Preface by Anthony Blunt

The Gordon Fraser Gallery, Cambridge, 1937

All serious artists, whether painters or sculptors, are confronted at the present day with the alternative: Realism or Non-Realism. The question is never presented in this crude form, since artist has before him every style from extreme abstraction or fantasy to the most minute photographic fidelity. But the problem can be stated as a simple contrast, because the groups of painters which claim to be progressive and to which therefore a sensitive

artist will belong today stand at opposite ends of the scale. On the one hand are the Superrealists, With their doctrines of anti-rationalism, reliance on the subconscious and neglect of the outside world; on the other are the New Realists.


This is not the place to attempt a definition of Realism of universal application. It will be more useful to define the attitude of the New Realists in particular. The artists who can be classed under this title do not form an organised group, but they have certain fundamental principles in common.

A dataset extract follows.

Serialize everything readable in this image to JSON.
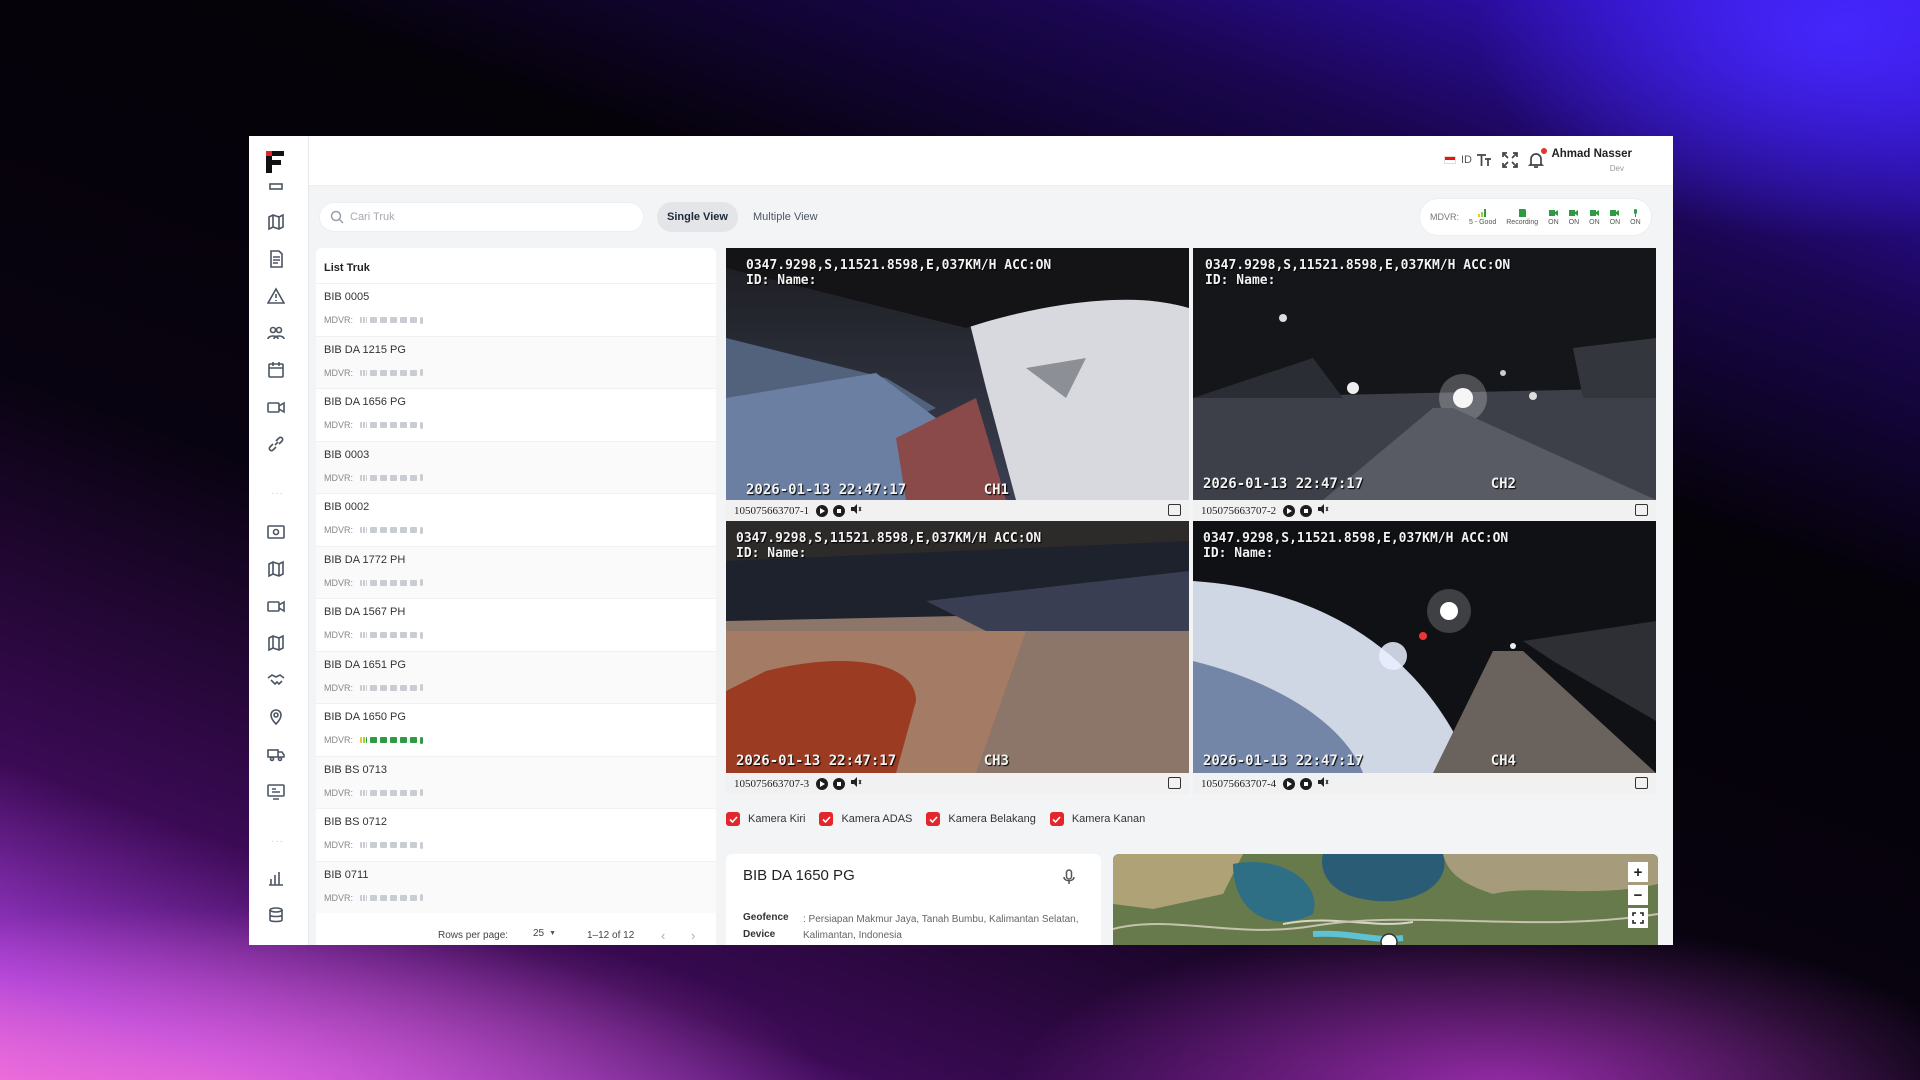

For them realism is an attitude towards life not merely towards art. They believe that art, being a serious human activity, must be concerned with serious matters that the artist must be capable of looking out directly on the real world around him and of expressing his view of it in his work; that he must be able to maintain this directness in face of the serious problems of life and not merely of the agreeable or minor aspects which even academic painters can treat in a realistic style.

It will be of interest to all who believe that a revival in art at the present time can only come from a return to realism, to see the steps by which a particular artist has made this return The present exhibition of Péri's work shews his development from 1918 to 1937. From 1920 to 1924, like most sensitive artists, he was absorbed in abstraction, more precisely, in his case, in constructivism. The earlier drawings shew him as an Expressionist. From 1924 to I928 he tried to realise his formal ideas in the most abstract of the visual arts, architecture. Realising that this was not his real medium he tried his hand at sculpture in 1928, and began the march away from pure pattern, spending the years I928 to 1930 in studying problems of movement and 1930 to I933 on static figures. By 1933 these investigations had given him the technical equipment to tackle more complicated realistic problems. From the crucial Street Corner Meeting, executed in 1933, to the present day he has devoted himself to the rendering of the ordinary life of the people in the streets and parks of London. His groups represent everyday scenes of the worker's life in a straightforward but subtle technique, and in the medium of concrete, the use of which, as the most important building material of today, opens up the possibility that sculpture may again be united with architecture. In this way sculpture can again become a communal art, and Péri can be said to have done for it what the Mexican fresco painters have done for painting; that it to say, to have brought it into contact with the serious reality of the day and made it an art for the whole people instead of the entertainment of a small intellectual élite.

Catalogue for the exhibition

Peter Laszlo Peri, Laszlo Peter Peri, László Péri, Shaped Canvas, Constructivist Art, Hungarian Avant-Garde, Constructivism, Konstruktivismus Kuns, Berlin Dada, Artists International Association, New Objectivity, Neue Sachlichkeit

© 2020 Peter Laszlo Peri Estate